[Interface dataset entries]

◆ ◆ ◆ ◆ ◆ ◆ ◆

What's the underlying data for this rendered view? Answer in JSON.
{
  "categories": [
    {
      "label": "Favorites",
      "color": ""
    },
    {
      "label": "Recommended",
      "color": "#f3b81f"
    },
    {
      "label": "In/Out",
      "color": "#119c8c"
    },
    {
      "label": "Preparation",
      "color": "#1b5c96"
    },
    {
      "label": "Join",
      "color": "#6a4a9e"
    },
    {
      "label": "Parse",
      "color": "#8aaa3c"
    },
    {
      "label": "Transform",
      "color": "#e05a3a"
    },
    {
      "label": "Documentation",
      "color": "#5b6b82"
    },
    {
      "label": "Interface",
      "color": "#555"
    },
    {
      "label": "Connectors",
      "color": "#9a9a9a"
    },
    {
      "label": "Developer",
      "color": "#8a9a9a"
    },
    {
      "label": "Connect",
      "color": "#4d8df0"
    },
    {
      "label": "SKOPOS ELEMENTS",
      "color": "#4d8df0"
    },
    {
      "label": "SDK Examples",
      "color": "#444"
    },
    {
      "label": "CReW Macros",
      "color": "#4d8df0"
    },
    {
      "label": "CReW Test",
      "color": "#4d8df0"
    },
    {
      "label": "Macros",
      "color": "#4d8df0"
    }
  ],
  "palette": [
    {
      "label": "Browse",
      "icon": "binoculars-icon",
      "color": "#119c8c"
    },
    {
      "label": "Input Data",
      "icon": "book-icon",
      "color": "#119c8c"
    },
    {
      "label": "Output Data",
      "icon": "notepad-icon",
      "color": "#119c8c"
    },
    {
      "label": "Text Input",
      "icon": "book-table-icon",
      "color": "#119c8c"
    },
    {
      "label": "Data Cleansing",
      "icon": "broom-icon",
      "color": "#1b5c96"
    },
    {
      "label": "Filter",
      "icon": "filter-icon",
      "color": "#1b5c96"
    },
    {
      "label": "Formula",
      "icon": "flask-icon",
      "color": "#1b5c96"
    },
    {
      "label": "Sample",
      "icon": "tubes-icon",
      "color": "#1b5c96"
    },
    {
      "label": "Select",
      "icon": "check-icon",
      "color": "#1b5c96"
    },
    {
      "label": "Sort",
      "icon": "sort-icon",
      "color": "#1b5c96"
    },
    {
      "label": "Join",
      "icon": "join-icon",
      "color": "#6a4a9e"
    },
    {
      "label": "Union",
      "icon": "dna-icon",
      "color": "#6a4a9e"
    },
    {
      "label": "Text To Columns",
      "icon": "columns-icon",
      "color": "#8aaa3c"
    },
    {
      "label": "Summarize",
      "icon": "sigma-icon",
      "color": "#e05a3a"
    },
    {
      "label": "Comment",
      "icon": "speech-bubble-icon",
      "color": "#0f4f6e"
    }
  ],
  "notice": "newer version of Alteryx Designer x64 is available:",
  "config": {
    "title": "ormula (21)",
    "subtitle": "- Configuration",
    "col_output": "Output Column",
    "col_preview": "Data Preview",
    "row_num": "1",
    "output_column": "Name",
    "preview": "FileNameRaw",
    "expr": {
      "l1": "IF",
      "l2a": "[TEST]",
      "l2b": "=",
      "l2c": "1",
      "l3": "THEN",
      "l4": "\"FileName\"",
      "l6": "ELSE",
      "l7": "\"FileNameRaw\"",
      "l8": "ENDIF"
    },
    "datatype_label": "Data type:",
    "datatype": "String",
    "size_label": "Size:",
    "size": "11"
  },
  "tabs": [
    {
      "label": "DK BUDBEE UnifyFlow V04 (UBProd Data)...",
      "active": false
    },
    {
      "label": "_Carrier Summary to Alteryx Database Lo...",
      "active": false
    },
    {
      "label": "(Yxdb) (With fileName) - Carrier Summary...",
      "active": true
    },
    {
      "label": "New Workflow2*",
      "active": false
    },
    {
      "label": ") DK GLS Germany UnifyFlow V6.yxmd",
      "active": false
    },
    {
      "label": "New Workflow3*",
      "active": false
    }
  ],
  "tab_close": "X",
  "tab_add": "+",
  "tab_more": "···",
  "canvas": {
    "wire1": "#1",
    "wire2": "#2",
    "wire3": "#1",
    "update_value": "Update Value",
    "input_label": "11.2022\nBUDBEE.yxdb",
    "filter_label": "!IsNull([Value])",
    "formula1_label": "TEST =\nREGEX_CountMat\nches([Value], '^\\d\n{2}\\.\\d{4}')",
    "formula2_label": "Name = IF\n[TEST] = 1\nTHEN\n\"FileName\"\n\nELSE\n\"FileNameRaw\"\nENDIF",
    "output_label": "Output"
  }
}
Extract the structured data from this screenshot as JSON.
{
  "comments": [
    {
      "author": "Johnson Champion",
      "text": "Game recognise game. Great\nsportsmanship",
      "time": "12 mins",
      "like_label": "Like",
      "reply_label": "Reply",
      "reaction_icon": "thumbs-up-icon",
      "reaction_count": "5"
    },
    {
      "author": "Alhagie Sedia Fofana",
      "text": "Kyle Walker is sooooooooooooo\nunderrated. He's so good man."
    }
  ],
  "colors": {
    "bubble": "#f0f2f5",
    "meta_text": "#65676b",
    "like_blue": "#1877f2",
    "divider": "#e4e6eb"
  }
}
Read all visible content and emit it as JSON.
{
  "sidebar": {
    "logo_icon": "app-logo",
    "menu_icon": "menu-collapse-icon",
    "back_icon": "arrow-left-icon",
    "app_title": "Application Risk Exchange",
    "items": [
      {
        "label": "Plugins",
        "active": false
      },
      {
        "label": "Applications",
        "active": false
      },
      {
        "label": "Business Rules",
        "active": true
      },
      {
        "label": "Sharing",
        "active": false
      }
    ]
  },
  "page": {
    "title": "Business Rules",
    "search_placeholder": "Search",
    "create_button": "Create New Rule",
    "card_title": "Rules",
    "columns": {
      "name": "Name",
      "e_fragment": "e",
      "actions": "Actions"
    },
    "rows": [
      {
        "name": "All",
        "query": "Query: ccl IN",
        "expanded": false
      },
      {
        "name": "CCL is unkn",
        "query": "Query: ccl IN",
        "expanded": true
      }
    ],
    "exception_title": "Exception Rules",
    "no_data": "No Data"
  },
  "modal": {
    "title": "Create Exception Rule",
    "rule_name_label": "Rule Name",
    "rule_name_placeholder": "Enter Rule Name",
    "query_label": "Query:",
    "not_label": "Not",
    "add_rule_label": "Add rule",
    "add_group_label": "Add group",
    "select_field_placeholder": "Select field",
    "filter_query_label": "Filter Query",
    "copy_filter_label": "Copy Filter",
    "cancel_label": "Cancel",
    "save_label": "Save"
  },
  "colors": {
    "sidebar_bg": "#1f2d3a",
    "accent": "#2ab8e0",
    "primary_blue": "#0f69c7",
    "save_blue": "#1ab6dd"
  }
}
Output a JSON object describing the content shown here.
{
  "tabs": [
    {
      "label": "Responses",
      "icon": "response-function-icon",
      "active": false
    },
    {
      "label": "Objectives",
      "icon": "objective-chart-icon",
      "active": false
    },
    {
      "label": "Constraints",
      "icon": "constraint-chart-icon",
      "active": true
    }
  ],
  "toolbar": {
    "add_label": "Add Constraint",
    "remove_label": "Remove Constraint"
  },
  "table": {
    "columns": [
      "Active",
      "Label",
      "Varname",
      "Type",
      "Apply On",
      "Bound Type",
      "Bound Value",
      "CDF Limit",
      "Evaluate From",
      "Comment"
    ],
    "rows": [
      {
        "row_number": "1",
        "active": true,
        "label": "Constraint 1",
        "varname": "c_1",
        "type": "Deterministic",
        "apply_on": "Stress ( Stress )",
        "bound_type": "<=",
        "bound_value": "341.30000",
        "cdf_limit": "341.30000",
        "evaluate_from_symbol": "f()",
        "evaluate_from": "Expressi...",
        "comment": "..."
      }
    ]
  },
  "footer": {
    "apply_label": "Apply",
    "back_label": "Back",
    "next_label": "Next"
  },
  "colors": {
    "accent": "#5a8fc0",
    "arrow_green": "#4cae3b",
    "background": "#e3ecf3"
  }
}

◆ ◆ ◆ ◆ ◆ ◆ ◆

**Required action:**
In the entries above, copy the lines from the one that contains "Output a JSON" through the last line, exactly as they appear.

**Answer to this exercise:**
Output a JSON object describing the content shown here.
{
  "tabs": [
    {
      "label": "Responses",
      "icon": "response-function-icon",
      "active": false
    },
    {
      "label": "Objectives",
      "icon": "objective-chart-icon",
      "active": false
    },
    {
      "label": "Constraints",
      "icon": "constraint-chart-icon",
      "active": true
    }
  ],
  "toolbar": {
    "add_label": "Add Constraint",
    "remove_label": "Remove Constraint"
  },
  "table": {
    "columns": [
      "Active",
      "Label",
      "Varname",
      "Type",
      "Apply On",
      "Bound Type",
      "Bound Value",
      "CDF Limit",
      "Evaluate From",
      "Comment"
    ],
    "rows": [
      {
        "row_number": "1",
        "active": true,
        "label": "Constraint 1",
        "varname": "c_1",
        "type": "Deterministic",
        "apply_on": "Stress ( Stress )",
        "bound_type": "<=",
        "bound_value": "341.30000",
        "cdf_limit": "341.30000",
        "evaluate_from_symbol": "f()",
        "evaluate_from": "Expressi...",
        "comment": "..."
      }
    ]
  },
  "footer": {
    "apply_label": "Apply",
    "back_label": "Back",
    "next_label": "Next"
  },
  "colors": {
    "accent": "#5a8fc0",
    "arrow_green": "#4cae3b",
    "background": "#e3ecf3"
  }
}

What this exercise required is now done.